Pink slips hit Wall St.; Bear Stearns pares 240
After years of record bonuses and strong hiring, it may be time for Wall Street professionals to hunker down for more trying times.
LONDON (CNNMoney.com) -- Job cuts have begun at Bear Stearns and that could mark the start of a broader wave of layoffs across Wall Street as firms survey the damage caused by the recent downturn in financial markets.
Some 240 employees at a Bear Stearns lending unit were laid off Wednesday, according to a company spokesperson.
The pink slips come a little more than a month after two of the firm's hedge funds blew up, ultimately costing Bear Stearns co-president Warren Spector his job.
The meltdown in financial markets is likely to lead to more job cuts on Wall Street, headhunters say.
"Certainly some departments are going to be hurt," said Danny Sarch, president of Leitner Sarch Consultants, a New York firm which specializes in the financial services industry.
In many cases, the divisions which have been hit most by the recent downturn are the ones that have been aggressively growing their headcount. The prime brokerage business, which services hedge funds, for instance, has grown dramatically in recent years, Sarch noted.
Alan Johnson, managing director of Johnson Associates, a New York compensation consulting firm, expects layoffs in the mortgage and structured products divisions of the big banks before the end of the year.
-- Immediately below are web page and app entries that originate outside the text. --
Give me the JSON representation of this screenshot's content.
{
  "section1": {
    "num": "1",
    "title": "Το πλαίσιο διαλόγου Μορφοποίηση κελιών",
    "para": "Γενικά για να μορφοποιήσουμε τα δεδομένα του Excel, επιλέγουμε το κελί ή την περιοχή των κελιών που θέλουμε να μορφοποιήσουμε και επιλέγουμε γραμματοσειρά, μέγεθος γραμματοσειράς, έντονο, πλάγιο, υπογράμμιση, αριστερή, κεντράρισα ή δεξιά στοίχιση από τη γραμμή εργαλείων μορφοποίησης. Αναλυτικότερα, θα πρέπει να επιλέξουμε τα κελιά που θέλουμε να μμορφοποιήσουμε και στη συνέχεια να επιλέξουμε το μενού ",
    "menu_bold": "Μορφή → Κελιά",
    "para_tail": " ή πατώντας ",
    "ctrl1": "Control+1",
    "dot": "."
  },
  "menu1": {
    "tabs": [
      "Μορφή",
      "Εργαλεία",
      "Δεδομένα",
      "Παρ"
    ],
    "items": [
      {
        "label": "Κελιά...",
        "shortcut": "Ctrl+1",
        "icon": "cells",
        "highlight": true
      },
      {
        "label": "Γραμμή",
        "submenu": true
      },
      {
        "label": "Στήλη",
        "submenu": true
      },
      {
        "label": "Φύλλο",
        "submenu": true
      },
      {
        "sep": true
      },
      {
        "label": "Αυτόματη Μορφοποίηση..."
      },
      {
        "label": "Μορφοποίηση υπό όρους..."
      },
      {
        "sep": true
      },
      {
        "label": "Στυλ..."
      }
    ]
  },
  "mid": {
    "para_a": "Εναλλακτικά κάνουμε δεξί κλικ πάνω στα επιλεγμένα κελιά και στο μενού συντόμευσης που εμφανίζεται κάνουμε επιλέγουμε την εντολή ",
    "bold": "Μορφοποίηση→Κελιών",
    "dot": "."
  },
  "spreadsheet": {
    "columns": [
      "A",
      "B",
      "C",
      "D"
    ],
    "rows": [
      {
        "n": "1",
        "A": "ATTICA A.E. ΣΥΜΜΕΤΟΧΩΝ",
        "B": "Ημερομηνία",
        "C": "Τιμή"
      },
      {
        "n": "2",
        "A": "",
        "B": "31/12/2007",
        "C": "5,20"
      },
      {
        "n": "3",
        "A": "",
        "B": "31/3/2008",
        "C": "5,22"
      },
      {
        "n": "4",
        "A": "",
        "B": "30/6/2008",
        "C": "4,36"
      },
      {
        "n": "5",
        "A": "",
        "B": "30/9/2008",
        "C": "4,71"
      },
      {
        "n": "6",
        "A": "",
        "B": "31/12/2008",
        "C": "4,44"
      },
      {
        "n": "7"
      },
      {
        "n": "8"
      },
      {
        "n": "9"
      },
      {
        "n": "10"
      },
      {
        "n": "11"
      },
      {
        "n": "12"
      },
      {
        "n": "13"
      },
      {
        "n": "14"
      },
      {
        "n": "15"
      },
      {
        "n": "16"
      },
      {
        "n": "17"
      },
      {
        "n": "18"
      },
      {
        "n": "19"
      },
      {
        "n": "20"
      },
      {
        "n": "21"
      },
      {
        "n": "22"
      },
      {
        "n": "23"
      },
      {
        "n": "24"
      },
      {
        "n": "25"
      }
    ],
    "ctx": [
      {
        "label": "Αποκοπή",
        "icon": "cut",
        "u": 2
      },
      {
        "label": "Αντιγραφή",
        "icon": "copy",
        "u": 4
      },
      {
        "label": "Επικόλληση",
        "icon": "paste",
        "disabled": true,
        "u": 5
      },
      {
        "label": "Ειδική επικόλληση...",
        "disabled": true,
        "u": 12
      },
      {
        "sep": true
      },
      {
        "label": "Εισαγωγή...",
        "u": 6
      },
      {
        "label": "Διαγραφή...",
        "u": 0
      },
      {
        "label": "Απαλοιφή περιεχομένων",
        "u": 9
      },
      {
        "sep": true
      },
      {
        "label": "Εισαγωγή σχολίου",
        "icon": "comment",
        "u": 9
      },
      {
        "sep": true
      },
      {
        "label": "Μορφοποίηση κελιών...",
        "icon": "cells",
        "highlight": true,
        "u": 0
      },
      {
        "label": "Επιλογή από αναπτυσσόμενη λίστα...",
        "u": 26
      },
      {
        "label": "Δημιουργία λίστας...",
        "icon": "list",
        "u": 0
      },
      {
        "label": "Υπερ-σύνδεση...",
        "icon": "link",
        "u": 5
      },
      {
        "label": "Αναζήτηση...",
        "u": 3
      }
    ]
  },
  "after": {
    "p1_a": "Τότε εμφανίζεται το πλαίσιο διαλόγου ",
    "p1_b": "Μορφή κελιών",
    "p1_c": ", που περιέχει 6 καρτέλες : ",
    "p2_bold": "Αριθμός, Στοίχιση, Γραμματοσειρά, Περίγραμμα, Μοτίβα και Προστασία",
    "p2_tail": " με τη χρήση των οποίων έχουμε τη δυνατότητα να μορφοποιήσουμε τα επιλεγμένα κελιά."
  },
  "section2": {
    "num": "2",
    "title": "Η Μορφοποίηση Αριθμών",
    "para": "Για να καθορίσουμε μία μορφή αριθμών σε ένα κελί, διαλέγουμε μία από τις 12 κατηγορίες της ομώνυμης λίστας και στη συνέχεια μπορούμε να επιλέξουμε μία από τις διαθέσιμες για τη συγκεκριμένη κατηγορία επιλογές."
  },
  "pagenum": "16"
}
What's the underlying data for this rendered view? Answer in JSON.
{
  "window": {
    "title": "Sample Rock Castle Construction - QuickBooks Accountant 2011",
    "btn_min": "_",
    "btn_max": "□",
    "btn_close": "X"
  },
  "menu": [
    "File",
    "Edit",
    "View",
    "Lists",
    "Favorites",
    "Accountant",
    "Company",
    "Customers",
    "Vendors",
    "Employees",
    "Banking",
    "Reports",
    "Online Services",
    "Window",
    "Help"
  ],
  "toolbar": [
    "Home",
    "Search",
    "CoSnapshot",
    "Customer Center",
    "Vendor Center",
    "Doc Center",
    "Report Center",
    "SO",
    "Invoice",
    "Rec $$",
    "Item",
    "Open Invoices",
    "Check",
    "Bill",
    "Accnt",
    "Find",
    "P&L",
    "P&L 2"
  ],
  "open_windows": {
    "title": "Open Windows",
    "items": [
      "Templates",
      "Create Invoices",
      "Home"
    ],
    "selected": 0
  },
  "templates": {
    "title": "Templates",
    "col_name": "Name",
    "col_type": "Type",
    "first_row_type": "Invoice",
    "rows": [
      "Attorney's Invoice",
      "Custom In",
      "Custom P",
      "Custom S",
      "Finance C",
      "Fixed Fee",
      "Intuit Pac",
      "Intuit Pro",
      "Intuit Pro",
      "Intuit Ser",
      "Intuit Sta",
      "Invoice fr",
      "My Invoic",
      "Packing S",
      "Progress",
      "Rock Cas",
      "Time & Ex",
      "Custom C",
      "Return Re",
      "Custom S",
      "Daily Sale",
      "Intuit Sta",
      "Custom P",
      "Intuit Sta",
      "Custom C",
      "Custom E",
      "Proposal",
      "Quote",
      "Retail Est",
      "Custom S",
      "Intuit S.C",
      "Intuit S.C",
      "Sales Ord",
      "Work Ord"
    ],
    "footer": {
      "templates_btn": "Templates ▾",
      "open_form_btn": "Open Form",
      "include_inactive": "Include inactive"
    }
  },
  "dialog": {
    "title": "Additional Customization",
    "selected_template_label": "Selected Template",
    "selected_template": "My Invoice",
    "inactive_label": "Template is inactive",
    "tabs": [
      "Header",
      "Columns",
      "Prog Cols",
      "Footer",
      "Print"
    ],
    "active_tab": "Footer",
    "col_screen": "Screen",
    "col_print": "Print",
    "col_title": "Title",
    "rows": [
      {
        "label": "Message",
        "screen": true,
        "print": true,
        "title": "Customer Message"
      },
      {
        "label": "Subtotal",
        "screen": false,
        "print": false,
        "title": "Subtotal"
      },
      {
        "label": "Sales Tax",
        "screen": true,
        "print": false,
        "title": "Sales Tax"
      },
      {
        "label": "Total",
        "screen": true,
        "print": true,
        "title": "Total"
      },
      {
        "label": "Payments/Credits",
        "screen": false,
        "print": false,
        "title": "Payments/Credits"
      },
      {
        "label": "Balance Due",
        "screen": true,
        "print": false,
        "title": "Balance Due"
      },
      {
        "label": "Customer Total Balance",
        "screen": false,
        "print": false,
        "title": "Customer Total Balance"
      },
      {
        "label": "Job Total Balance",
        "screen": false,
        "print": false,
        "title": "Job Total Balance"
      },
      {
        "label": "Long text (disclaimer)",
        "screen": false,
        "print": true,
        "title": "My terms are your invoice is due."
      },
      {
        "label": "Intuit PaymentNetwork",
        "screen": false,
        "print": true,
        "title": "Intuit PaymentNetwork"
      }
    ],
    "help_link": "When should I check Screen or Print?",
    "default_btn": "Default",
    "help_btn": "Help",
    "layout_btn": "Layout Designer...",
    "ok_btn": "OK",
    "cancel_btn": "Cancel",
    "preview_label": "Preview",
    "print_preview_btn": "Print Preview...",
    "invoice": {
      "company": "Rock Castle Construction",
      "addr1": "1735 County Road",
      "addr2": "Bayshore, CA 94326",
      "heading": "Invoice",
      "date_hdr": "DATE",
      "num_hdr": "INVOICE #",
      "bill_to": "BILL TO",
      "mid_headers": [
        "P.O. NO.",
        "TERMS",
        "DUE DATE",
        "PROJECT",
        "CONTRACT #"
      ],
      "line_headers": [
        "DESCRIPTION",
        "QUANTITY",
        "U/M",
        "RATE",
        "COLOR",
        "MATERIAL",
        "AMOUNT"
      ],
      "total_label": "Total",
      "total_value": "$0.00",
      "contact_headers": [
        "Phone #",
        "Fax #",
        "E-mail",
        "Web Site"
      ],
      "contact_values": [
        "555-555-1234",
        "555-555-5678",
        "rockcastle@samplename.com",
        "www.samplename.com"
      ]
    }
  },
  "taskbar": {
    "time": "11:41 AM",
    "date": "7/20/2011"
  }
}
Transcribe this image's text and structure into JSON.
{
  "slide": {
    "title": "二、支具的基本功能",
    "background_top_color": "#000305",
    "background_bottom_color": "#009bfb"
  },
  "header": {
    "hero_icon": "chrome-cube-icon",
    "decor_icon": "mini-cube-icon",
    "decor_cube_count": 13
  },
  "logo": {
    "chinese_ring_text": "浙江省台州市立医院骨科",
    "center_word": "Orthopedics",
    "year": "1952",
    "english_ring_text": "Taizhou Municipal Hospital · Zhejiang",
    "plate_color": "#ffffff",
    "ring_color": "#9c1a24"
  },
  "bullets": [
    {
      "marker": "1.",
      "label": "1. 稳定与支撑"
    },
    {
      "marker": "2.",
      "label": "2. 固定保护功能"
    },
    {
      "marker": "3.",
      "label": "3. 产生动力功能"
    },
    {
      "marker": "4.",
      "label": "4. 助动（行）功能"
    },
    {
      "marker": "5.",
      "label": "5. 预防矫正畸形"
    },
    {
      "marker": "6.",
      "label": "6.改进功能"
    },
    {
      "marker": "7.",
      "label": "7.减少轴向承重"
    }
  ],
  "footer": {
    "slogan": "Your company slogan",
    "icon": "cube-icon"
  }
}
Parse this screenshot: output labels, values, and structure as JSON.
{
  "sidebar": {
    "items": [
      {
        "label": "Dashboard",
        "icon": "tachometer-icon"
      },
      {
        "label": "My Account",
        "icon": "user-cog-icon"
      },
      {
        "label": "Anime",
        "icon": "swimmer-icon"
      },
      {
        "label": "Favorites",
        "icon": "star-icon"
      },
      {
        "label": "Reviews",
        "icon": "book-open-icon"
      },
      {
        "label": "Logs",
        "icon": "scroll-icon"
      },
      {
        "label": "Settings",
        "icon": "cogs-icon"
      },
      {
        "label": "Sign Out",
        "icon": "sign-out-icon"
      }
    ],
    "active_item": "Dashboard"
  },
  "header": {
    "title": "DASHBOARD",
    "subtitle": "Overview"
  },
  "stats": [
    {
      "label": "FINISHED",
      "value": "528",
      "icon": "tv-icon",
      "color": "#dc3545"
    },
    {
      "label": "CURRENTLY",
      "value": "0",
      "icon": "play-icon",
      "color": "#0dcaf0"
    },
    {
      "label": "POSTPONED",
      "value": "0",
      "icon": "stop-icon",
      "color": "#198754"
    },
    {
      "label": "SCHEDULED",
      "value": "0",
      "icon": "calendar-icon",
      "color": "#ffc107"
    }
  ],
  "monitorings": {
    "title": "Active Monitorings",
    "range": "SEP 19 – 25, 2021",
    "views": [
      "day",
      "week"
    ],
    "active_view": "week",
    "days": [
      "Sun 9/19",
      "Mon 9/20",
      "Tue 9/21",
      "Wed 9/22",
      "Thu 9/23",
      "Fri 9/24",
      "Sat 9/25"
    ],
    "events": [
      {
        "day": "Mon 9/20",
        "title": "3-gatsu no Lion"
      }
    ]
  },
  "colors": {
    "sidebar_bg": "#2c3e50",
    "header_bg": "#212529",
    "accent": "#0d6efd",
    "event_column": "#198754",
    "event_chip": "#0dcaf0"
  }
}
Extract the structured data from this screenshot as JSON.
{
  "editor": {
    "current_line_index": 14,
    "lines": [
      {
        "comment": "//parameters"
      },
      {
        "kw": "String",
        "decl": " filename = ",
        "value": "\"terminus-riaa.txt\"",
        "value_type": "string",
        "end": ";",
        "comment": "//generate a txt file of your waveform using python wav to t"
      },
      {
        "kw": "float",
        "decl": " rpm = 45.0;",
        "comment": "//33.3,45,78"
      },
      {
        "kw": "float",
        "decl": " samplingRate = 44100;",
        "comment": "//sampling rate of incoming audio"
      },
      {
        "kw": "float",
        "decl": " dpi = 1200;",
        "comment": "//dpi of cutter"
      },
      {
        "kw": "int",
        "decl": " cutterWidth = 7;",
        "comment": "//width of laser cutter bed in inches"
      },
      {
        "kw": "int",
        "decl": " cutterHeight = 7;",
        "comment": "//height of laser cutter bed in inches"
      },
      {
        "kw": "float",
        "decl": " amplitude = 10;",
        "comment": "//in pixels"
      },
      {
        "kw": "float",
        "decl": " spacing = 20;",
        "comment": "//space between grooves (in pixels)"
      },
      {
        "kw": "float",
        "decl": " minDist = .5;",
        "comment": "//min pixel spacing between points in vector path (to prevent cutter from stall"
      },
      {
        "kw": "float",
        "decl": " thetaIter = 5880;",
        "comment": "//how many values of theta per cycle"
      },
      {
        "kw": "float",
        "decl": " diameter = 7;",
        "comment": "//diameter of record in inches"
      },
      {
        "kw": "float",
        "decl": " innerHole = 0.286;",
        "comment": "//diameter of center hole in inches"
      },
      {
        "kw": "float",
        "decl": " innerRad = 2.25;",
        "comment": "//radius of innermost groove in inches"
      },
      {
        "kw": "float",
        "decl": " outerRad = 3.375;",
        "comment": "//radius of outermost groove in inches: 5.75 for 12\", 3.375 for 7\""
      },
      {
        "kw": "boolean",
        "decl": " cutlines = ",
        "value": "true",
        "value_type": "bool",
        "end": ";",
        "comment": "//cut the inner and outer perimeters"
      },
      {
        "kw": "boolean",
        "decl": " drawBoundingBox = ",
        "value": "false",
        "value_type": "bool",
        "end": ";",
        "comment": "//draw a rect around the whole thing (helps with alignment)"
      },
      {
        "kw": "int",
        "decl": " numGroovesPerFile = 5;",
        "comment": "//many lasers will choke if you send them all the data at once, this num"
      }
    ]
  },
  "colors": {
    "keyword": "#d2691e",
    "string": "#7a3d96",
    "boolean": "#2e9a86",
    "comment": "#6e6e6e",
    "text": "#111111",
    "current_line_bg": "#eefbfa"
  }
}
Business was brisk at Wall Street firms until turmoil hit this summer. At the heart of the crisis are complex securities that have exploded on Wall Street in recent years. Trading and issuance of these debt instruments, which often are backed by home loans, has stalled amid a mortgage meltdown.
"This is not going to help structured credit traders or even vanilla credit traders, nor is it going to assist the career prospects for those in synthetic structures by any stretch of the imagination," said Shaun Springer, chief executive of Napier Scott, a headhunter in London, where several Wall Street firms have been growing their ranks.
One place Wall Streeters may find solace is in private equity firms, which while hit by the debt crunch, may not be as quick to cut jobs as a result.
"It seems like the reaction of investment banks sometimes is to throw a switch and freeze hiring - but private equity doesn't always work that way, said Brian Korb, who heads the private equity practice at New York search firm Glocap.
While private equity firms may find financing harder to come by, they have some flexibility. Buyout funds have been raising record amounts of money, and since investors commit money for the long term, they aren't subject to redemptions the way some hedge funds are, Korb said.
While job cuts may be an immediate fallout from the financial market downturn, end-of-year bonuses - the salvation for many Wall Streeters - appear safe for now. Johnson expects bonuses this year to top the record $23.9 billion Wall Street firms paid out last year.
But instead of splurging on Ferraris and fine art, Wall Street professionals may want to start saving. Johnson expects bonuses to start falling, by as much as 10 to 15 percent, in 2008, although others say it's still too early to forecast a downturn.
"A lot of the problems in subprime and mortgages, most of that is not going to show up until next year," Johnson said. That's also when financial losses from loan-related write offs will start to pressure firm-wide compensation at the brokerages.